These two goons were making a dangerous appearance at the NL-Jug J-Spring event. Don’t they look tough to you?

Be sure to pay proper respect to these two friendly guys. They’re my colleagues, or I’m their colleague. Whatever rocks your boat. Anyway, say “Hi!” to them for me when you meet them.

Thanks for posing for this picture guys. 🙂

J-Spring keynote: Agile@Atlassian

Sherali Karimov has the keynote slot. He’s giving a talk on Agile. He shows a short movie about agile development. Standard blurb on agile, it’s not a methodology you idiot!! It’s about the values embedded in them. 🙂

Next the metrics that agile will bring a company on the long run:
Collaboration: email pile is bad, wiki is good, task management is good too. Code reviews are good too, they’re a learning tool.

Culture of improvement: People are to be allowed to make changes and empower the employees. Engine room? Small teams, and short iterations. The disturbed? Log hassle and shorten these hassle sources. Dump QA button clickers, enter Blitz Test. (What’s Blitz Test? Exploratory testing.)

Transparency: Eat your own dog-food. Issue tracker is public facing, users can see current issues. Documentation is also maintained publicly. Support for open source, projects are allowed to use products if they’re open source.

Metrics and analysis: Know what to solve, is the change an improvement? Dashboards should make looking at metric data pleasant and fast.

Agile is about the individual within the company.

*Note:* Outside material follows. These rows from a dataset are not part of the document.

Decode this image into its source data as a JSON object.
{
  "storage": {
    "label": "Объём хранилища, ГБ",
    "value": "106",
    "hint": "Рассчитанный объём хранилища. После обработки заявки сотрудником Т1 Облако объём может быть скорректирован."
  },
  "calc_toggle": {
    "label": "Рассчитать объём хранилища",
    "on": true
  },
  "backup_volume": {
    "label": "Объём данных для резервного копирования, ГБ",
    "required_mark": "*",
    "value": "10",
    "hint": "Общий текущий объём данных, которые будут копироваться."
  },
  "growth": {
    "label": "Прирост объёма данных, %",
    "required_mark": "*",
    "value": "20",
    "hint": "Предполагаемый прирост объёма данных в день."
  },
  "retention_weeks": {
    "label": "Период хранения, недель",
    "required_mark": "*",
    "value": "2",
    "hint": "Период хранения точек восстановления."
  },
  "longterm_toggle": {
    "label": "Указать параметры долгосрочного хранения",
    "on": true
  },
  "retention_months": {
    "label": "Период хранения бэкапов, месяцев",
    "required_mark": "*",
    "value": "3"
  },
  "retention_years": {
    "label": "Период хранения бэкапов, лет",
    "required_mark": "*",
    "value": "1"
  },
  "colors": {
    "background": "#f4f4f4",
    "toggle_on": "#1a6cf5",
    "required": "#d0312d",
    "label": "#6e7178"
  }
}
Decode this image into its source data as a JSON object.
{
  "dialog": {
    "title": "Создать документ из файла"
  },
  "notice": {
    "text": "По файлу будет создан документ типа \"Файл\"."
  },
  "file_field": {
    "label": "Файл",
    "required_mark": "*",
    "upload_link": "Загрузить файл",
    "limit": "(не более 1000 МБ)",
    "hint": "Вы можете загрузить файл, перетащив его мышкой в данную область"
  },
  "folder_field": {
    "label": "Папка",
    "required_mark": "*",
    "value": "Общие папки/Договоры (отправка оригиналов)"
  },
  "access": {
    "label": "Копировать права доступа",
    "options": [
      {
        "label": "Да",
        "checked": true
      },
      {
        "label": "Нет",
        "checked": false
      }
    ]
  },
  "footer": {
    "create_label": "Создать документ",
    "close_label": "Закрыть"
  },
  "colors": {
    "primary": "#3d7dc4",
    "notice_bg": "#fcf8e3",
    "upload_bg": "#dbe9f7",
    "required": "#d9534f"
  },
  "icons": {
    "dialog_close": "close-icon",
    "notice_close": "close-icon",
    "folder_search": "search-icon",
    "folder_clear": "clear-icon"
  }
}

He sure is a believer. 🙂 Now he says how wonderful and easy (??) it is to implement in big bad company. Anyway, start small and targeted. Perhaps it’s easier then you think. Again Agile isn’t a methodology, it’s a set of beliefs.